Alabama Man Arrested for Assault on Law Enforcement During Jan. 6 Capitol Breach
Defendant Threw Objects, Including Wooden 4x4 and Metal Barricade, at U.S. Capitol Police
WASHINGTON — Today, an Alabama man was arrested for crimes related to the breach of the U.S. Capitol on Jan. 6, which disrupted a joint session of the U.S. Congress in the process of ascertaining and counting the electoral votes related to the presidential election.
Dillon Colby Herrington, 29, of Madison, is charged with federal offenses that include forcibly assaulting, resisting, opposing or interfering with law enforcement; disorderly conduct on restricted grounds; and engaging in physical violence on grounds of the Capitol building. Herrington made his initial court appearance in the Northern District of Alabama this afternoon.
According to court documents, Herrington was on the exterior grounds of the U.S. Capitol building on Jan. 6. Surveillance footage captured him on two separate occasions, attempting to strike members of law enforcement with objects. First, he was captured throwing a wooden 4x4 piece of lumber in the direction of police. Additionally, Herrington threw an unknown object in the direction of police then took hold of a metal barricade and threw it in the direction of law enforcement. Investigators believe no member of law enforcement was struck in Herrington’s attempted assault.
The case is being prosecuted by the U.S. Attorney’s Office for the District of Columbia and the Department of Justice National Security Division’s Counterterrorism Section.
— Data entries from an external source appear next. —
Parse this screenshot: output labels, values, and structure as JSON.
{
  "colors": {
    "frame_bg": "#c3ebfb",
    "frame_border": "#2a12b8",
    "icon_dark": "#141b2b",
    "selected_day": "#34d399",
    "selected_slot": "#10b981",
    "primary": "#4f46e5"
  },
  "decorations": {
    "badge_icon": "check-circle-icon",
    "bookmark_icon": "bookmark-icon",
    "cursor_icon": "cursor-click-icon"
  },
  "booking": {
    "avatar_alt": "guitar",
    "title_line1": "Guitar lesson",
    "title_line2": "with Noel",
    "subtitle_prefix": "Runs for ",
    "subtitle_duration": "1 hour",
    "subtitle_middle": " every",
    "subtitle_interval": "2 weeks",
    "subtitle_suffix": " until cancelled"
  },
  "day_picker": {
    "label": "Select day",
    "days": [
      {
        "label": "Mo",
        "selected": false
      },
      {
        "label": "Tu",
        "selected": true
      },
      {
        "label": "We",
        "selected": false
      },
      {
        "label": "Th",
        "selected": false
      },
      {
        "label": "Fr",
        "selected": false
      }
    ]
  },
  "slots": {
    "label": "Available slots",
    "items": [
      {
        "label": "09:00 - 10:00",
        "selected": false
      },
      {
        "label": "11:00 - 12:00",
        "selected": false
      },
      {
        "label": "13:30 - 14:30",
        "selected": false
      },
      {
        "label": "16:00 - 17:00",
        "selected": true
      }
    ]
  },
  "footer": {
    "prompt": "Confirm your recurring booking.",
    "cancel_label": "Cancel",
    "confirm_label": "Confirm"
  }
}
Valuable assistance was provided by the U.S. Attorney’s Office for the Northern District of Alabama.
The case is being investigated by the FBI’s Washington Field Office, as well as the Metropolitan Police Department, with significant assistance provided by the FBI’s Birmingham Field Office.
In the 150 days since Jan. 6, approximately 465 individuals have been arrested on charges related to the Jan. 6 Capitol breach, including over 130 individuals charged with assaulting or impeding law enforcement. The investigation remains ongoing.
Anyone with tips can call 1-800-CALL-FBI (800-225-5324) or visit tips.fbi.gov.
The charges contained in any criminal complaint or indictment are allegations. The defendant is presumed innocent unless and until proven guilty beyond a reasonable doubt in a court of law.